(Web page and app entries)
···

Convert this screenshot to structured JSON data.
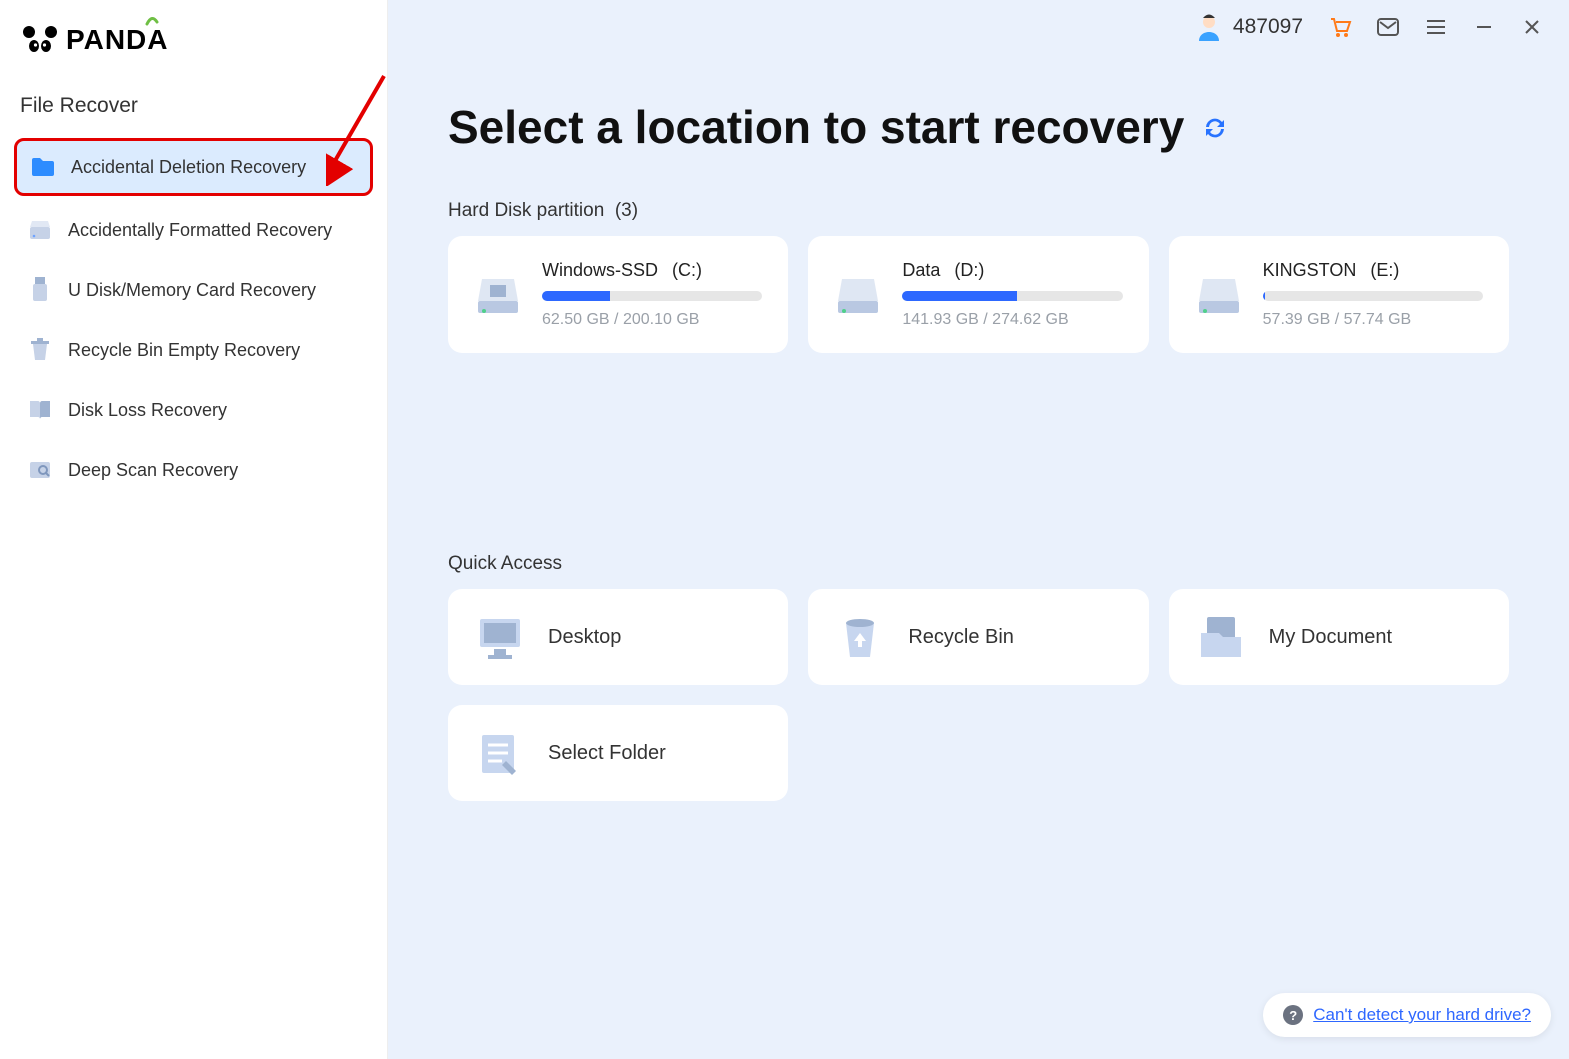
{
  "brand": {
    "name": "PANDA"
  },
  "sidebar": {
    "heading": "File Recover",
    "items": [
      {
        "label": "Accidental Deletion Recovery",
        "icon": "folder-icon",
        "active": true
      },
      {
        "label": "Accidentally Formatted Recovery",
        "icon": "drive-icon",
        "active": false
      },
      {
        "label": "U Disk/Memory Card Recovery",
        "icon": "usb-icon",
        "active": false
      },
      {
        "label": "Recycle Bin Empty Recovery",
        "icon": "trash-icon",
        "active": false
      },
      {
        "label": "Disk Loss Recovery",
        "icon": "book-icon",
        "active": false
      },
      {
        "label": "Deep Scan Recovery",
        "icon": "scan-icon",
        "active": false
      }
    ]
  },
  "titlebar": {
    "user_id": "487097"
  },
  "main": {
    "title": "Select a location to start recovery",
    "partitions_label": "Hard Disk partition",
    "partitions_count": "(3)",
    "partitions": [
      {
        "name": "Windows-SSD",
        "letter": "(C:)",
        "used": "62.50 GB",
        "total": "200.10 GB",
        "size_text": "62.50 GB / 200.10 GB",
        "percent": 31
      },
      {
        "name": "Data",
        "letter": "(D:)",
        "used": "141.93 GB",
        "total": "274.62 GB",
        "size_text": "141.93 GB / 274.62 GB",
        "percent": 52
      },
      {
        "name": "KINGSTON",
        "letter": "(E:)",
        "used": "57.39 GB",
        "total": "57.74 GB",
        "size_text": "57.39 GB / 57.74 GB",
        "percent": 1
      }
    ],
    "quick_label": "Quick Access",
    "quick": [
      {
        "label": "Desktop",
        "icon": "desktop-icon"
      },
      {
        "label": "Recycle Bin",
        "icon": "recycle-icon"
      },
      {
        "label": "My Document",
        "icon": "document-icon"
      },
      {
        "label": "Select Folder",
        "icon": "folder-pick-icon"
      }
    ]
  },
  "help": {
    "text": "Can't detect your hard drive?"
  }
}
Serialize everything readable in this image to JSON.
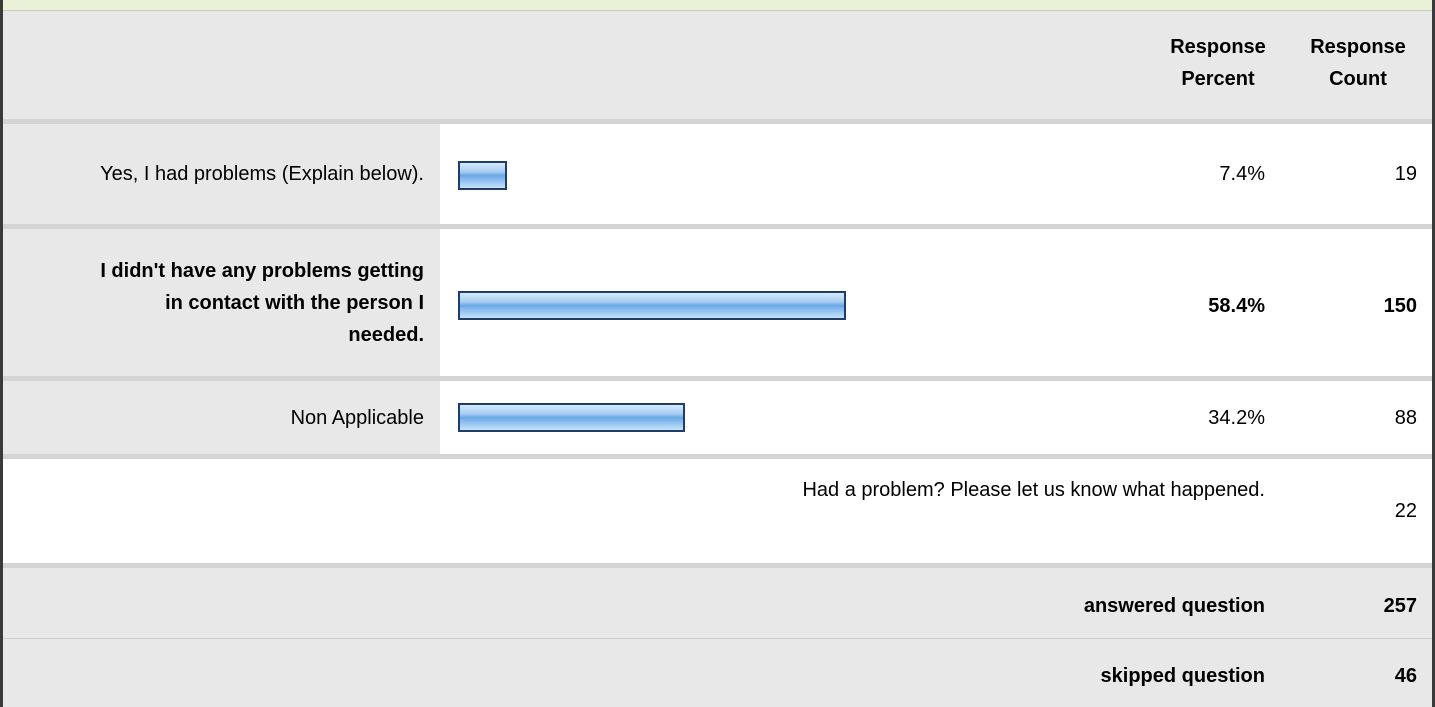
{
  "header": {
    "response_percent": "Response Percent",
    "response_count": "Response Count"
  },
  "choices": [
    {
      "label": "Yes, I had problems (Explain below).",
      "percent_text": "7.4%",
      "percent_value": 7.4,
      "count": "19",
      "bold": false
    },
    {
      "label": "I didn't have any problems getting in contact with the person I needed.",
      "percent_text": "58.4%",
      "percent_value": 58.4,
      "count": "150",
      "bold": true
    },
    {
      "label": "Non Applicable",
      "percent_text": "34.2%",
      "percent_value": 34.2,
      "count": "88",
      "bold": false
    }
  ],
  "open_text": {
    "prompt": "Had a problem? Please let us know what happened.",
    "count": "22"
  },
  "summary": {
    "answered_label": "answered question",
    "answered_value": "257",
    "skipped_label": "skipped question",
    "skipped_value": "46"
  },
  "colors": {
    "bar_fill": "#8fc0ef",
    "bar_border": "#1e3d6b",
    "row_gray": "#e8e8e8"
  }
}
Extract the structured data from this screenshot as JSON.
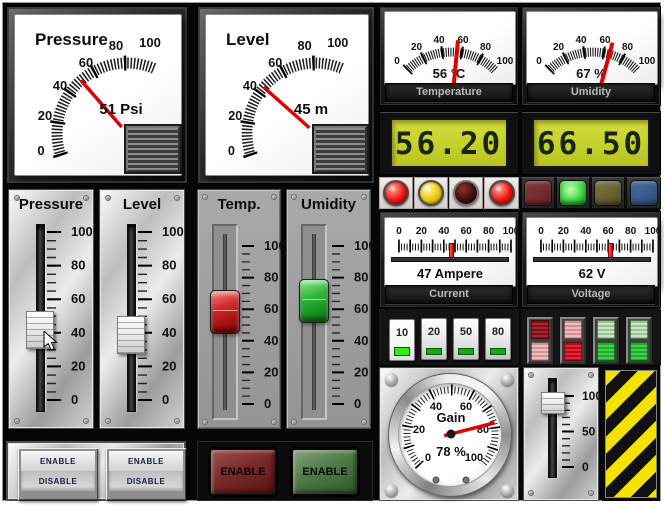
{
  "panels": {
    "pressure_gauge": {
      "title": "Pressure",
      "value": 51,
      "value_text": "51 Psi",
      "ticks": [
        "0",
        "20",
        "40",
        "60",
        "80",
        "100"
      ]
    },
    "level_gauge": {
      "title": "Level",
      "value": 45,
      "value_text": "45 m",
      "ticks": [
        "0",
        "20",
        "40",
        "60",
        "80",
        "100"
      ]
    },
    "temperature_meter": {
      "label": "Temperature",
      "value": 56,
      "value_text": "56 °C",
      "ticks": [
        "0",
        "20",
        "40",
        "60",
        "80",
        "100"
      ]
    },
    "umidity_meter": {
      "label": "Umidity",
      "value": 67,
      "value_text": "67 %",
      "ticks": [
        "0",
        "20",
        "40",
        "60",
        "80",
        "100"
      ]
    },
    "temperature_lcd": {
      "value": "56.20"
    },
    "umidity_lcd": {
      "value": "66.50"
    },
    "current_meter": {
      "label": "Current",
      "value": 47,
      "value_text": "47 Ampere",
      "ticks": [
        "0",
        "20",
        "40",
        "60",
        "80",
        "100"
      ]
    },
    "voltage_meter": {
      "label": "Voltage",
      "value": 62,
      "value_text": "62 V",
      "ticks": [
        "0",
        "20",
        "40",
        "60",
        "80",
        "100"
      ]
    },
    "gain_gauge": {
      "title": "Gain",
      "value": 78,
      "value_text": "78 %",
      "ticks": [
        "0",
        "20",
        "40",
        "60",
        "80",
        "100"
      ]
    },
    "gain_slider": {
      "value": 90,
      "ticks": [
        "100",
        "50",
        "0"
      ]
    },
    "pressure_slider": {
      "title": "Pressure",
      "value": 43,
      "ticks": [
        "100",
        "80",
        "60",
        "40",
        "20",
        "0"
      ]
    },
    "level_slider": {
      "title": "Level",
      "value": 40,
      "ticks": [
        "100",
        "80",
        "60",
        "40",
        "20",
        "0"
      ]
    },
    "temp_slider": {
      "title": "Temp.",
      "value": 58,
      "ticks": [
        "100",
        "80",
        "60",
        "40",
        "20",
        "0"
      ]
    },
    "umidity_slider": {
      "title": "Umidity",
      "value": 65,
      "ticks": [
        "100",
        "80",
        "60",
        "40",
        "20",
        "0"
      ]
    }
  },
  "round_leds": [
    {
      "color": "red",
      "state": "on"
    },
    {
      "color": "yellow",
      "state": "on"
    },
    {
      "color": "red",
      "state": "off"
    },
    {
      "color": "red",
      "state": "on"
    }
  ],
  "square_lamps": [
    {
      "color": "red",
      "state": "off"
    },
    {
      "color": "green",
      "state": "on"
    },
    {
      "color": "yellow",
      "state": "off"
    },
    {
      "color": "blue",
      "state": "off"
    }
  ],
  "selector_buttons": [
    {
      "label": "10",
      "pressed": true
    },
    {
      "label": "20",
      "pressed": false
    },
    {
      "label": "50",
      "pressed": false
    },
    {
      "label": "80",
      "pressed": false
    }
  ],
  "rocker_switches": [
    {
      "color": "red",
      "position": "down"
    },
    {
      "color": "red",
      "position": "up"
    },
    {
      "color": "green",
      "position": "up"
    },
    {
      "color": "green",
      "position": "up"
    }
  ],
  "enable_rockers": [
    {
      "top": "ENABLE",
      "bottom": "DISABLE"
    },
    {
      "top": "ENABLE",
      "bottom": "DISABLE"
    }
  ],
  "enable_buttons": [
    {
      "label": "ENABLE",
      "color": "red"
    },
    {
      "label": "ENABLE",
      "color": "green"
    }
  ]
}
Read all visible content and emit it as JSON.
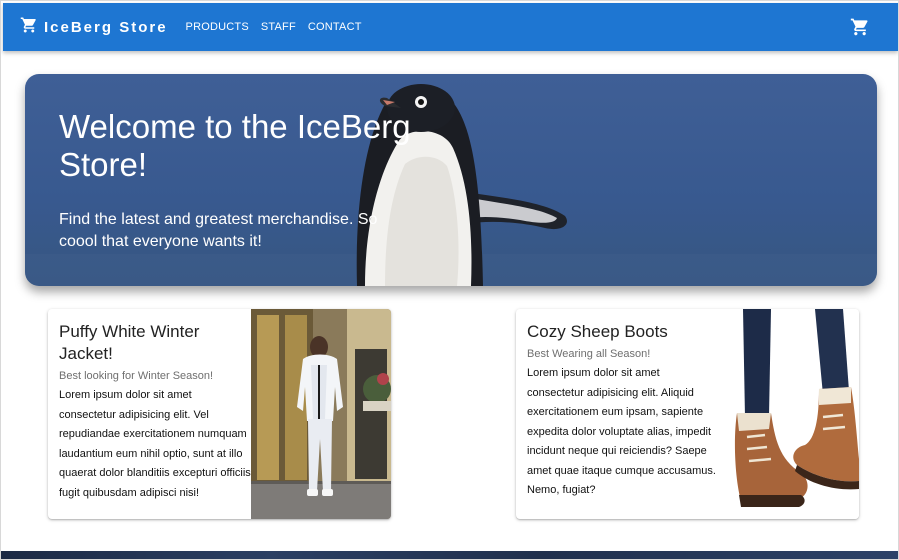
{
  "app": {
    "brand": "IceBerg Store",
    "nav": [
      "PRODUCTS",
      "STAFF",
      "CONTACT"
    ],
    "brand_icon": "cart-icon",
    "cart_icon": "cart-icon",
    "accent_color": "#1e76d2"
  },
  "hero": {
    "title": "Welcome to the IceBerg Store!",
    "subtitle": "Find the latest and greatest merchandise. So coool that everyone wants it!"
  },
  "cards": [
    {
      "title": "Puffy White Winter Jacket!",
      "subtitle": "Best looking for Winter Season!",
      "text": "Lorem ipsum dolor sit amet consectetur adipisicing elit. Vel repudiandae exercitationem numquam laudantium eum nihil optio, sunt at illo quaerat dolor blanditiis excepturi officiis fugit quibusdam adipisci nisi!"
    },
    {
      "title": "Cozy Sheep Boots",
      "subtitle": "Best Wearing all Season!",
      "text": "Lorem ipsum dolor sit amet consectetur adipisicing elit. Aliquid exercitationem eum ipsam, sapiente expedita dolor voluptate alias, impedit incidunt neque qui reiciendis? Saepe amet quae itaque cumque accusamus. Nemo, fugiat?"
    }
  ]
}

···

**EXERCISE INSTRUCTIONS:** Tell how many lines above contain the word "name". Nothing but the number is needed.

**RESPONSE AREA:** 4